- _Recorded information_

=-=-=

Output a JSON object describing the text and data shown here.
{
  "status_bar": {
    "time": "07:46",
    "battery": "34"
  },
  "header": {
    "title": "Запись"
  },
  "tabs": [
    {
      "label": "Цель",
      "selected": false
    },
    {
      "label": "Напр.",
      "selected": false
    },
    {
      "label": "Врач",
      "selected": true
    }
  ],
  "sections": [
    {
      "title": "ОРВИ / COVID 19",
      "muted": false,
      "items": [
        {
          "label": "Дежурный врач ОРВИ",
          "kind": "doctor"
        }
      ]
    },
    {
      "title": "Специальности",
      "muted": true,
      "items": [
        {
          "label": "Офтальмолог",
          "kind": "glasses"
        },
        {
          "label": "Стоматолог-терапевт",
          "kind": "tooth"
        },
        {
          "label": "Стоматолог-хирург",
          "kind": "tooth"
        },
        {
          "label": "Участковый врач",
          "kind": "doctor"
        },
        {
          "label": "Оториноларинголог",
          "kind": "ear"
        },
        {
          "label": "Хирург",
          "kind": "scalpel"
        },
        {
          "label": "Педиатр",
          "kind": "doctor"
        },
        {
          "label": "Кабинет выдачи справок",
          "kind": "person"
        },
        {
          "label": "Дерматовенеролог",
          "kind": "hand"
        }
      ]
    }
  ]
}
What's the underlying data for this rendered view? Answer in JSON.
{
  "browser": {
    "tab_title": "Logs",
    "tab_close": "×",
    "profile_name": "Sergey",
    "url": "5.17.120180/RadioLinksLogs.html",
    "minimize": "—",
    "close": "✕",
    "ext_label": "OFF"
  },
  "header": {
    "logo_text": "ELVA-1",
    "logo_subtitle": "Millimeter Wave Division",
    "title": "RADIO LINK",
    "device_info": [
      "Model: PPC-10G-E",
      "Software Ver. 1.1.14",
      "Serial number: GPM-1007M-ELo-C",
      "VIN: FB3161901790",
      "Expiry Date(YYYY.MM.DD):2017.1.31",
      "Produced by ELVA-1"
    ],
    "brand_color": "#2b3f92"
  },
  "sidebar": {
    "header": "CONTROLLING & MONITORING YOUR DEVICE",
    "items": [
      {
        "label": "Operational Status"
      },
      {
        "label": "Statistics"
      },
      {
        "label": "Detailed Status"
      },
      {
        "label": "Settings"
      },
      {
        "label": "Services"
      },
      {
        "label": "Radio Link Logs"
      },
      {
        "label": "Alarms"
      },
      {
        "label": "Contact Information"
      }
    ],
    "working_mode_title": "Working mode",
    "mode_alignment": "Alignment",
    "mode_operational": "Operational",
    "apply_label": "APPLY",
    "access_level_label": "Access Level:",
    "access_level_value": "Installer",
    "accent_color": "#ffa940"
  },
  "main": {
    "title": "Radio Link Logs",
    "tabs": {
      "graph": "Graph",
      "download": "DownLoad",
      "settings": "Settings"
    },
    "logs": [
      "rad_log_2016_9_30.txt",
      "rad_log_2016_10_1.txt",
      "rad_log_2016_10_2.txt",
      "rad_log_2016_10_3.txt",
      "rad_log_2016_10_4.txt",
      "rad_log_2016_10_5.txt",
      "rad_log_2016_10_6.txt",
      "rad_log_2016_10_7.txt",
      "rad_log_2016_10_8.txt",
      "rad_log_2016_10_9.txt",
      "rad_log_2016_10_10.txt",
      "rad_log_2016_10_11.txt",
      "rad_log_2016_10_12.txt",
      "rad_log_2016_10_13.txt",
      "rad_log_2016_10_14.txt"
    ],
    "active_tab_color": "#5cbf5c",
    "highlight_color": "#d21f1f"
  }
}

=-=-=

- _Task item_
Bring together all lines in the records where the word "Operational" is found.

- _Solution below_
        "label": "Operational Status"
    "mode_operational": "Operational",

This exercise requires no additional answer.